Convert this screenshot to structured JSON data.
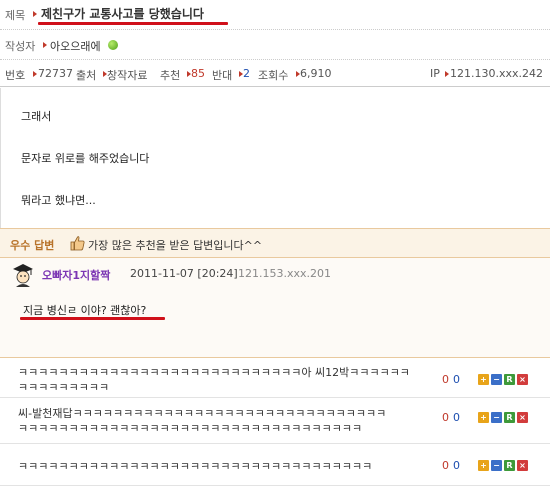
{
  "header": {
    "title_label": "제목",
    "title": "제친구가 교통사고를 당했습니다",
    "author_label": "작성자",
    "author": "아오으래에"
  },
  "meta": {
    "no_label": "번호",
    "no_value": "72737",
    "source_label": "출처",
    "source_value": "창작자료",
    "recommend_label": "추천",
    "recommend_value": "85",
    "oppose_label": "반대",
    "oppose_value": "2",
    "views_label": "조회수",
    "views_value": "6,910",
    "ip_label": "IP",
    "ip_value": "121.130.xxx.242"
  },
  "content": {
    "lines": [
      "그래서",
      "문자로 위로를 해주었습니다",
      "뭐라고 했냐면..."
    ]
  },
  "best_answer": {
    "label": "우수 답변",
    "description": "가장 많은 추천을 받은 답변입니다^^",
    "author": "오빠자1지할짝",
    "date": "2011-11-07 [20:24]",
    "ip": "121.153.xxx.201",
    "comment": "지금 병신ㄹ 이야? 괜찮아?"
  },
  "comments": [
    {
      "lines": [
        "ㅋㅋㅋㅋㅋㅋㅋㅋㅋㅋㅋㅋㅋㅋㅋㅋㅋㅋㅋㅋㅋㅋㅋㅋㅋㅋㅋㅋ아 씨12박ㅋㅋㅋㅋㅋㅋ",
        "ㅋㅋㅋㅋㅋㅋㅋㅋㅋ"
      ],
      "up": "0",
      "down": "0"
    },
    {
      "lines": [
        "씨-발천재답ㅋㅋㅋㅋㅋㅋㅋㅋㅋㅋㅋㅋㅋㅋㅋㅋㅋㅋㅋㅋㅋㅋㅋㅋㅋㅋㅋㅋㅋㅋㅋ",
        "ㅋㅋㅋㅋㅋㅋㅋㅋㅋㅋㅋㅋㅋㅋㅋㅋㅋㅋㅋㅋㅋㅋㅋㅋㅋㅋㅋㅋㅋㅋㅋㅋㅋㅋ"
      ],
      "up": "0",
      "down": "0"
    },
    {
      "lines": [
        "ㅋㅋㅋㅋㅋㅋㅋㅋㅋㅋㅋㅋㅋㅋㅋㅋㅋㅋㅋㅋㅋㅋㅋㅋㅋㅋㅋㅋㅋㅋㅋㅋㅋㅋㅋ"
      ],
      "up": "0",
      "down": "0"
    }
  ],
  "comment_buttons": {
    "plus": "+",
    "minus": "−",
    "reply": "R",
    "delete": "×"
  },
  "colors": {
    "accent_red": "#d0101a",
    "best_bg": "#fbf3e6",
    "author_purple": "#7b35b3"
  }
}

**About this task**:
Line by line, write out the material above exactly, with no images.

**Solution**:
Convert this screenshot to structured JSON data.
{
  "header": {
    "title_label": "제목",
    "title": "제친구가 교통사고를 당했습니다",
    "author_label": "작성자",
    "author": "아오으래에"
  },
  "meta": {
    "no_label": "번호",
    "no_value": "72737",
    "source_label": "출처",
    "source_value": "창작자료",
    "recommend_label": "추천",
    "recommend_value": "85",
    "oppose_label": "반대",
    "oppose_value": "2",
    "views_label": "조회수",
    "views_value": "6,910",
    "ip_label": "IP",
    "ip_value": "121.130.xxx.242"
  },
  "content": {
    "lines": [
      "그래서",
      "문자로 위로를 해주었습니다",
      "뭐라고 했냐면..."
    ]
  },
  "best_answer": {
    "label": "우수 답변",
    "description": "가장 많은 추천을 받은 답변입니다^^",
    "author": "오빠자1지할짝",
    "date": "2011-11-07 [20:24]",
    "ip": "121.153.xxx.201",
    "comment": "지금 병신ㄹ 이야? 괜찮아?"
  },
  "comments": [
    {
      "lines": [
        "ㅋㅋㅋㅋㅋㅋㅋㅋㅋㅋㅋㅋㅋㅋㅋㅋㅋㅋㅋㅋㅋㅋㅋㅋㅋㅋㅋㅋ아 씨12박ㅋㅋㅋㅋㅋㅋ",
        "ㅋㅋㅋㅋㅋㅋㅋㅋㅋ"
      ],
      "up": "0",
      "down": "0"
    },
    {
      "lines": [
        "씨-발천재답ㅋㅋㅋㅋㅋㅋㅋㅋㅋㅋㅋㅋㅋㅋㅋㅋㅋㅋㅋㅋㅋㅋㅋㅋㅋㅋㅋㅋㅋㅋㅋ",
        "ㅋㅋㅋㅋㅋㅋㅋㅋㅋㅋㅋㅋㅋㅋㅋㅋㅋㅋㅋㅋㅋㅋㅋㅋㅋㅋㅋㅋㅋㅋㅋㅋㅋㅋ"
      ],
      "up": "0",
      "down": "0"
    },
    {
      "lines": [
        "ㅋㅋㅋㅋㅋㅋㅋㅋㅋㅋㅋㅋㅋㅋㅋㅋㅋㅋㅋㅋㅋㅋㅋㅋㅋㅋㅋㅋㅋㅋㅋㅋㅋㅋㅋ"
      ],
      "up": "0",
      "down": "0"
    }
  ],
  "comment_buttons": {
    "plus": "+",
    "minus": "−",
    "reply": "R",
    "delete": "×"
  },
  "colors": {
    "accent_red": "#d0101a",
    "best_bg": "#fbf3e6",
    "author_purple": "#7b35b3"
  }
}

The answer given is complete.